Ultimately, I have to admire the planning and care which went into these 19 issues. Taken together, they’re a fine Superman story. They certainly look very nice, thanks to the fine work of the stylistically-complementary artistic teams. However, as the basis for establishing the character of the New 52 Superman, I don’t know how effective they are, because Morrison seems to rely on reader preconceptions. Put another way, it’s not quite clear how much Superman grows as a person over the course of these 19 issues — or, for that matter, if he’s even supposed to grow and change. The Superman of Issue 1 is maybe a little more brash than the one in Issue 18, with any differences apparently ascribed to the five-year time jump. If the charm of this story is in its thematic simplicity (Superman vs. The Devil), that’s also one of its potential weaknesses. Morrison’s run may stand alone, but that may also mean it doesn’t exert as much influence on his successors.
In that respect, I’m pretty disappointed that Andy Diggle won’t be Action’s new regular writer after all. I enjoyed reading about his plans for the book, and I’m always hopeful that Superman will bring out the best in his creative personnel. Tony Daniel worked with Grant Morrison on “Batman R.I.P.,” and (after a few issues from Judd Winick and Mark Bagley) took over Batman as writer/artist when Morrison and Frank Quitely launched Batman and Robin. Maybe that means Daniel (and/or whoever might follow him long-term — what about Fisch?) will be inspired sufficiently by Morrison’s nineteen issues to attempt something comparably ambitious.
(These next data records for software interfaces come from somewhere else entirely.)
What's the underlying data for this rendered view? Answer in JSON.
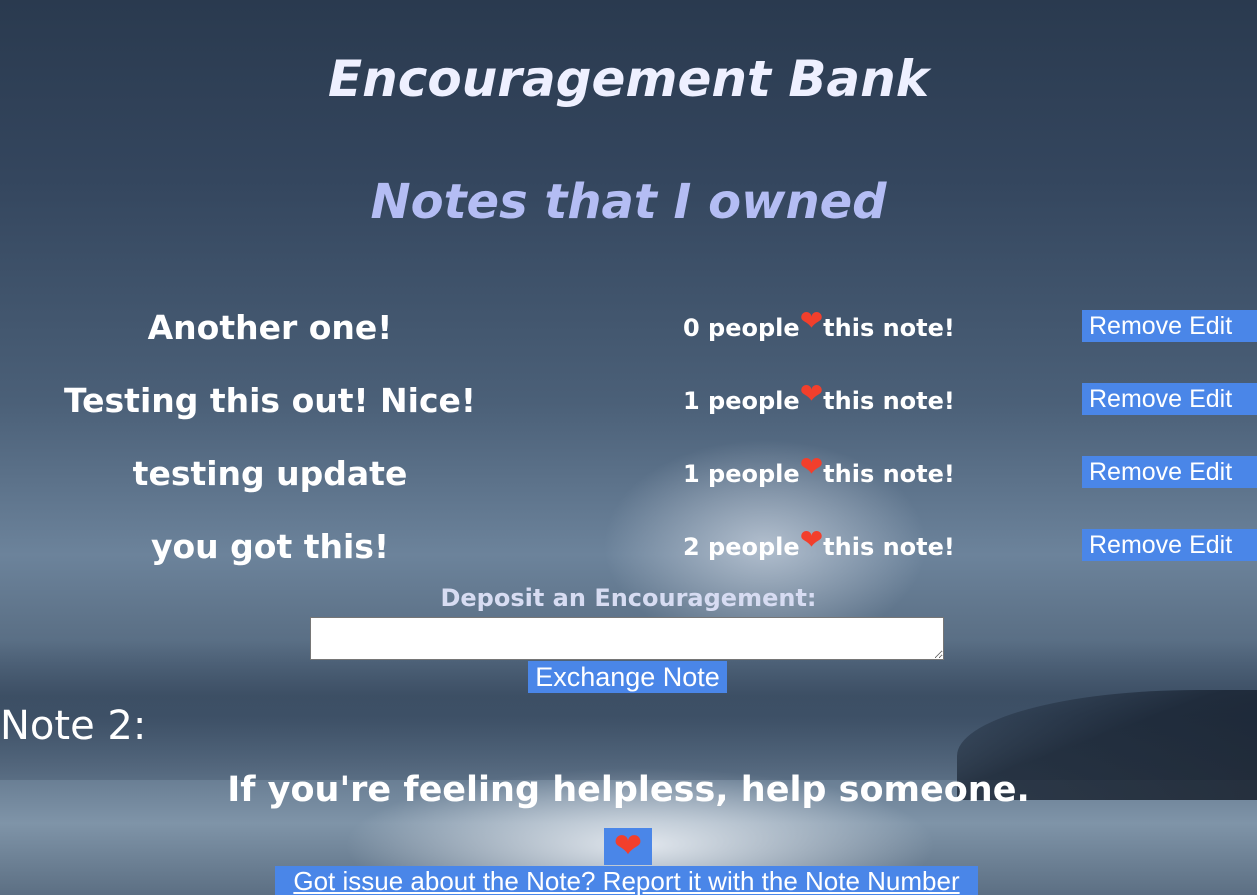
{
  "header": {
    "title": "Encouragement Bank",
    "section_title": "Notes that I owned"
  },
  "owned_notes": [
    {
      "text": "Another one!",
      "likes_count": "0",
      "likes_suffix": " people",
      "likes_tail": "this note!",
      "remove_label": "Remove",
      "edit_label": "Edit"
    },
    {
      "text": "Testing this out! Nice!",
      "likes_count": "1",
      "likes_suffix": " people",
      "likes_tail": "this note!",
      "remove_label": "Remove",
      "edit_label": "Edit"
    },
    {
      "text": "testing update",
      "likes_count": "1",
      "likes_suffix": " people",
      "likes_tail": "this note!",
      "remove_label": "Remove",
      "edit_label": "Edit"
    },
    {
      "text": "you got this!",
      "likes_count": "2",
      "likes_suffix": " people",
      "likes_tail": "this note!",
      "remove_label": "Remove",
      "edit_label": "Edit"
    }
  ],
  "deposit": {
    "label": "Deposit an Encouragement:",
    "input_value": "",
    "exchange_label": "Exchange Note"
  },
  "featured": {
    "note_number": "Note 2:",
    "text": "If you're feeling helpless, help someone.",
    "like_icon": "heart-icon",
    "report_label": "Got issue about the Note? Report it with the Note Number"
  },
  "colors": {
    "accent": "#4a86e8",
    "heart": "#f23f2c",
    "section_title": "#b4bdf4"
  }
}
In Final Crisis, Morrison had Superman sing the universe back into being. Now his Action run turns out to be a symphony, featuring new arrangements for some very familiar themes. What will the next conductor(s) do? If the legacy of Morrison’s “inspirational Superman” story is merely to inspire them to greater works, that’d be about right.